Task prompt: Locate every line in the records below that contains the word "Offender", and copy each one.

Supplied material:
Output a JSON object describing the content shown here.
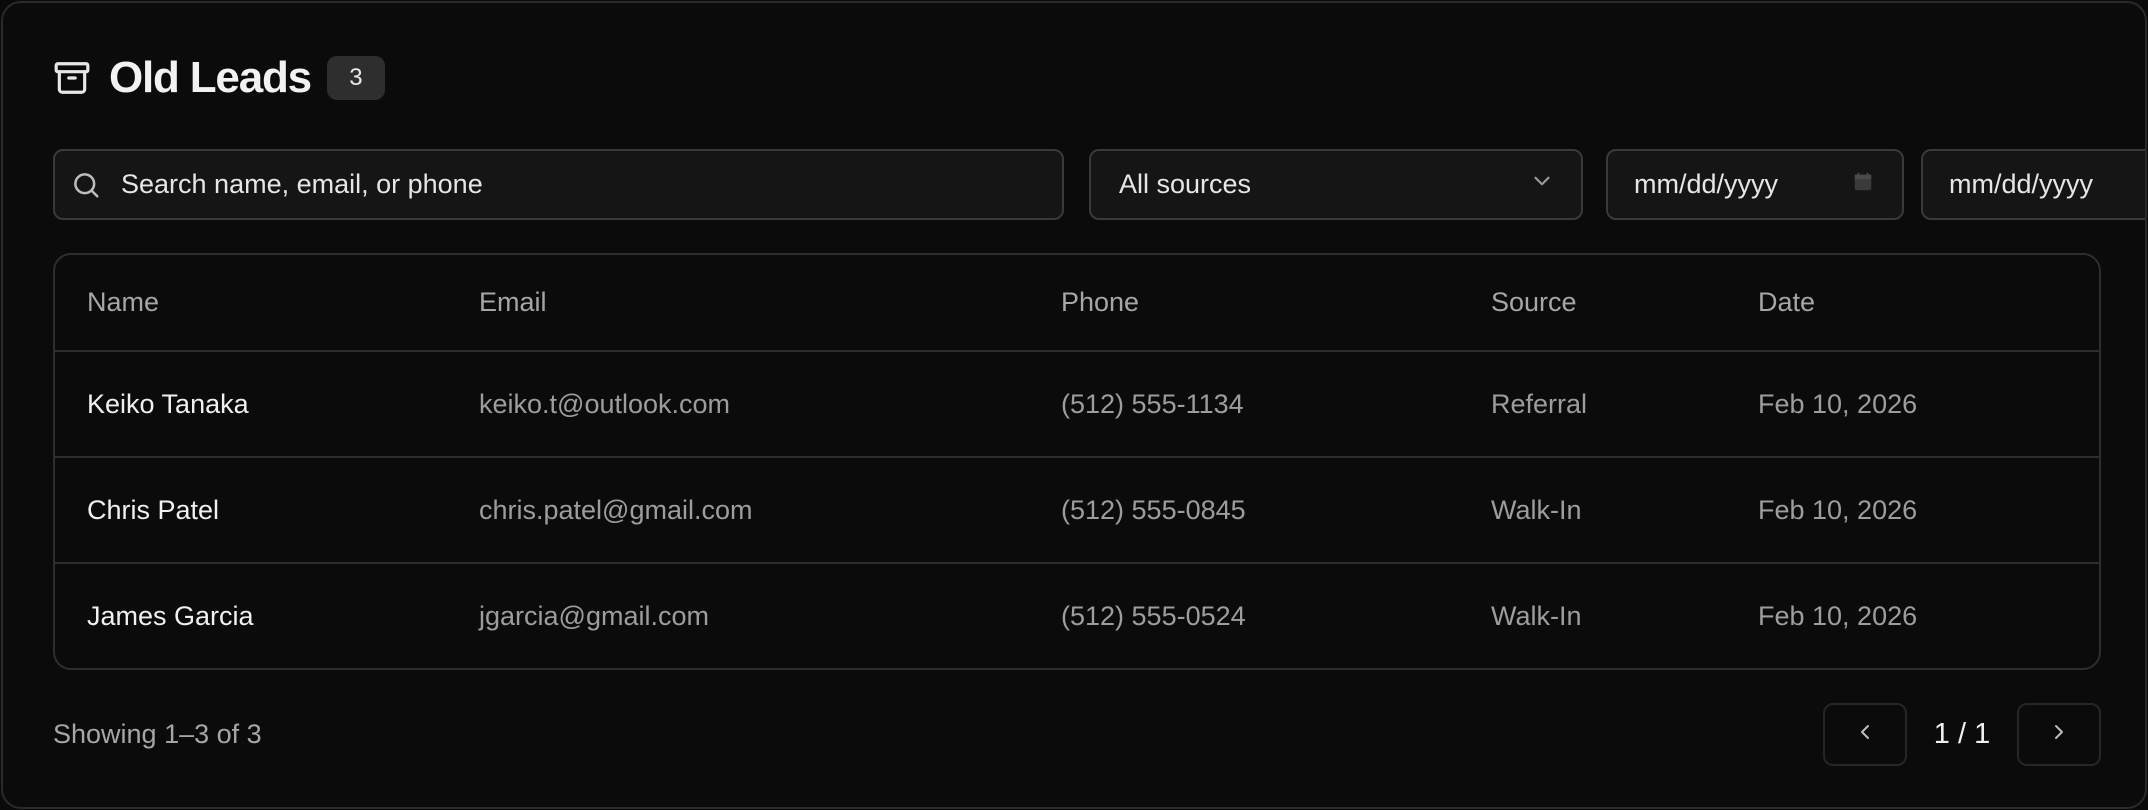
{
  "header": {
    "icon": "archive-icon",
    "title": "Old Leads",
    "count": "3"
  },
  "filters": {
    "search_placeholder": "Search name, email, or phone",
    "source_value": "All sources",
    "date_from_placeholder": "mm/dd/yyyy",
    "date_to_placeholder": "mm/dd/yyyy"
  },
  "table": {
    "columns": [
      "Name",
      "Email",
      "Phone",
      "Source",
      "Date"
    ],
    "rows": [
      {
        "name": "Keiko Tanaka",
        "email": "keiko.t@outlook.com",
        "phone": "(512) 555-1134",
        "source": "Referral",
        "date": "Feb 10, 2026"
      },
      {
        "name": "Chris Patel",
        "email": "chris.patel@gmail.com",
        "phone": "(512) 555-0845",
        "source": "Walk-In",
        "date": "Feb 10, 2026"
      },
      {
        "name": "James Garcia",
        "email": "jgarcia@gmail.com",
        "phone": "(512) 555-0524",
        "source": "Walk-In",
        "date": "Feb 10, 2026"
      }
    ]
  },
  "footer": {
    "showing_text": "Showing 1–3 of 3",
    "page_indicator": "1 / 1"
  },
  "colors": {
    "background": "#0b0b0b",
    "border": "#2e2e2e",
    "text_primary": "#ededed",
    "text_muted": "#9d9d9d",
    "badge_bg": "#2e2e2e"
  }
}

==

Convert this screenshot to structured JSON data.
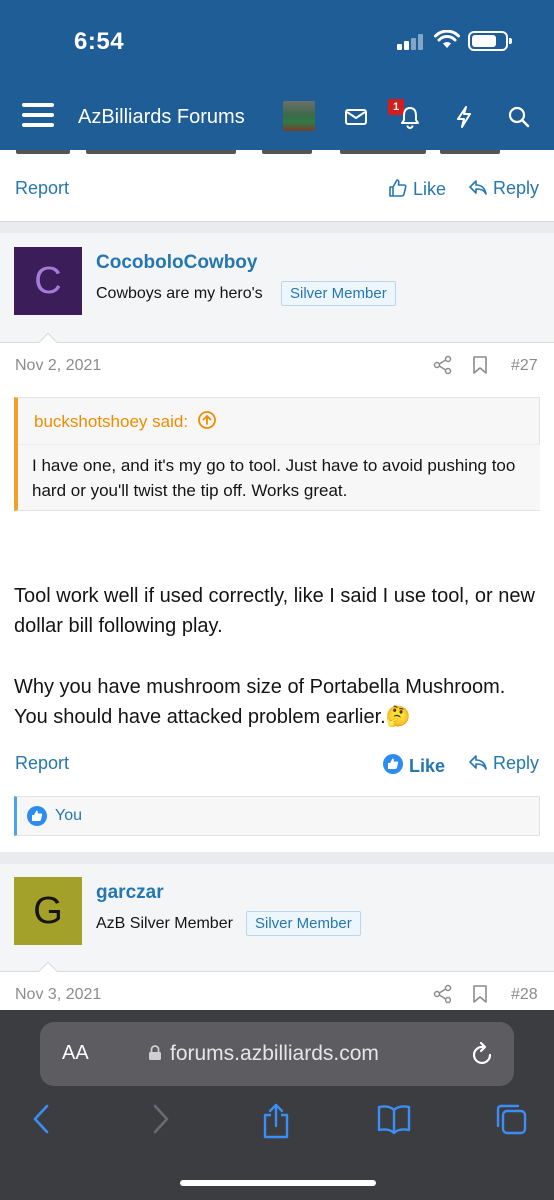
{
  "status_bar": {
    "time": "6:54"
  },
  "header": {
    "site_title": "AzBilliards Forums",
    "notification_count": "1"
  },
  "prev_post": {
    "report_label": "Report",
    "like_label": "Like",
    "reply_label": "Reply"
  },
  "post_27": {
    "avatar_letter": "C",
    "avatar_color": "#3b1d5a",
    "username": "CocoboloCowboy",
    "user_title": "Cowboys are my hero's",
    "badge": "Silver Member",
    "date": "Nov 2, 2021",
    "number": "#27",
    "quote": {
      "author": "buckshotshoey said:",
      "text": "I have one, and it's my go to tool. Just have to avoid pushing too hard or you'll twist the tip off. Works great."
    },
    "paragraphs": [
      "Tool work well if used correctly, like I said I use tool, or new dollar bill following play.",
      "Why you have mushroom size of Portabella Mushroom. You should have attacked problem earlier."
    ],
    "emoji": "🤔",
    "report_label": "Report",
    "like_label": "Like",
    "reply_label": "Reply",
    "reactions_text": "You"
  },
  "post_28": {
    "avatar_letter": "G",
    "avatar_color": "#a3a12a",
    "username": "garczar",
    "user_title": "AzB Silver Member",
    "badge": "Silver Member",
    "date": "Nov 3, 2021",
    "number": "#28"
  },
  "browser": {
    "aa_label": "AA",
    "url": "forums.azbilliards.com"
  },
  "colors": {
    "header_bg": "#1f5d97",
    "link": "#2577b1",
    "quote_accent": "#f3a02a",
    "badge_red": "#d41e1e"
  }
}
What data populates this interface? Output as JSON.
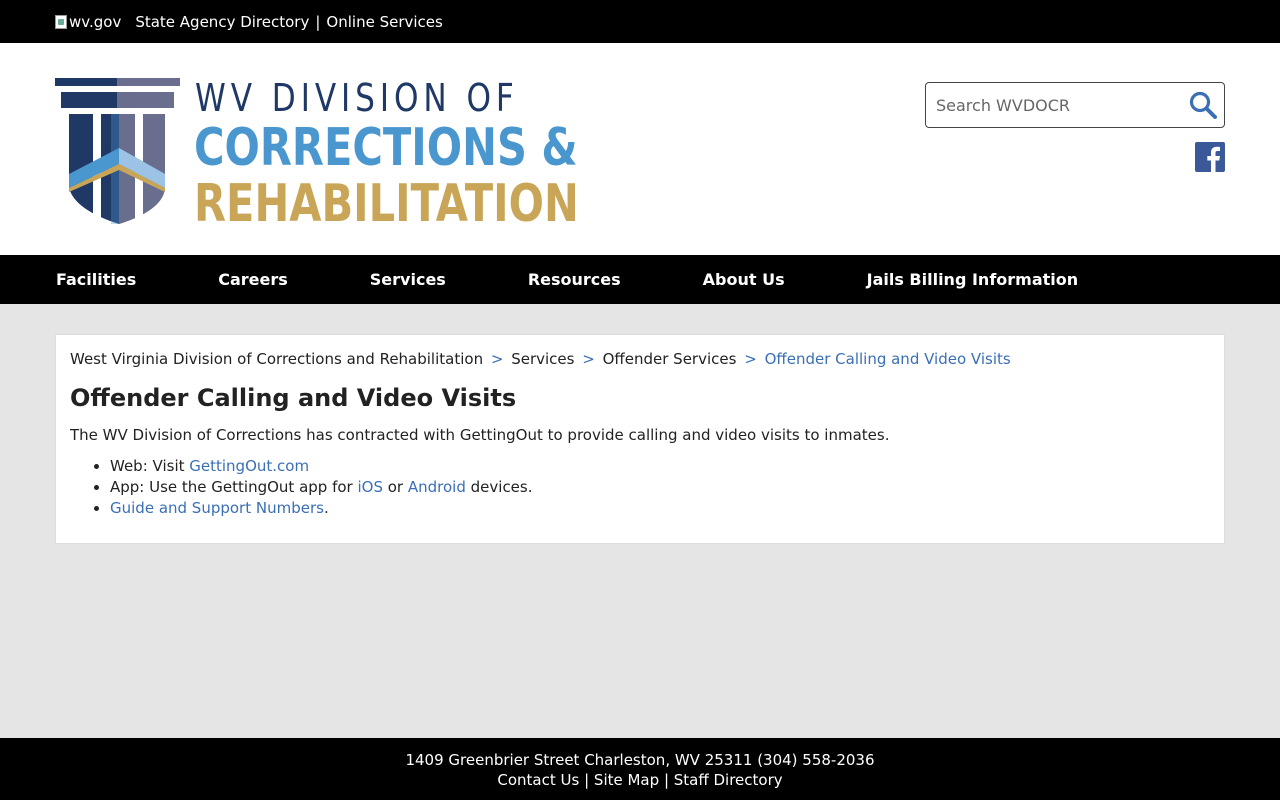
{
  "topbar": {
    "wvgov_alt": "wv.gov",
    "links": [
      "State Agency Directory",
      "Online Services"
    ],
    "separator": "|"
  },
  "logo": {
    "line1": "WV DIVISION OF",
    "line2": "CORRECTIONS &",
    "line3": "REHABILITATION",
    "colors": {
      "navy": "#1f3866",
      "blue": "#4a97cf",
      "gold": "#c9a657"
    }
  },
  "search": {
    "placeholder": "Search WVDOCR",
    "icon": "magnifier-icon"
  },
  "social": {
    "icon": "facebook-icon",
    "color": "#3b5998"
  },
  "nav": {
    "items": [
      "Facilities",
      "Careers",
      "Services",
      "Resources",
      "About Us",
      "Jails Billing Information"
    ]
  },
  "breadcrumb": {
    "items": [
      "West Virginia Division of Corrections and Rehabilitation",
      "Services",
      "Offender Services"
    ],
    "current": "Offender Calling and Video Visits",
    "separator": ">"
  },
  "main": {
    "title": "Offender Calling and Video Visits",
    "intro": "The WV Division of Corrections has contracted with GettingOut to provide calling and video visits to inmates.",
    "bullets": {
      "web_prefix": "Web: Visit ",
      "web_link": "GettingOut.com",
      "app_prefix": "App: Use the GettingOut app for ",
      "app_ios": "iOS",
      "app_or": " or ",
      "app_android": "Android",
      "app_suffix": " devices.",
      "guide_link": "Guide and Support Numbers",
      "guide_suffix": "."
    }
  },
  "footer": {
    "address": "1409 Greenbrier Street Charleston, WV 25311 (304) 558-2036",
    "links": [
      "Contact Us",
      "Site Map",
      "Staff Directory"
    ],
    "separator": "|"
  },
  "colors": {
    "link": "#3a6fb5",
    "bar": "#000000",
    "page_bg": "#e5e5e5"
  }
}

Response box:
      "Offender Services"
    "current": "Offender Calling and Video Visits",
    "title": "Offender Calling and Video Visits",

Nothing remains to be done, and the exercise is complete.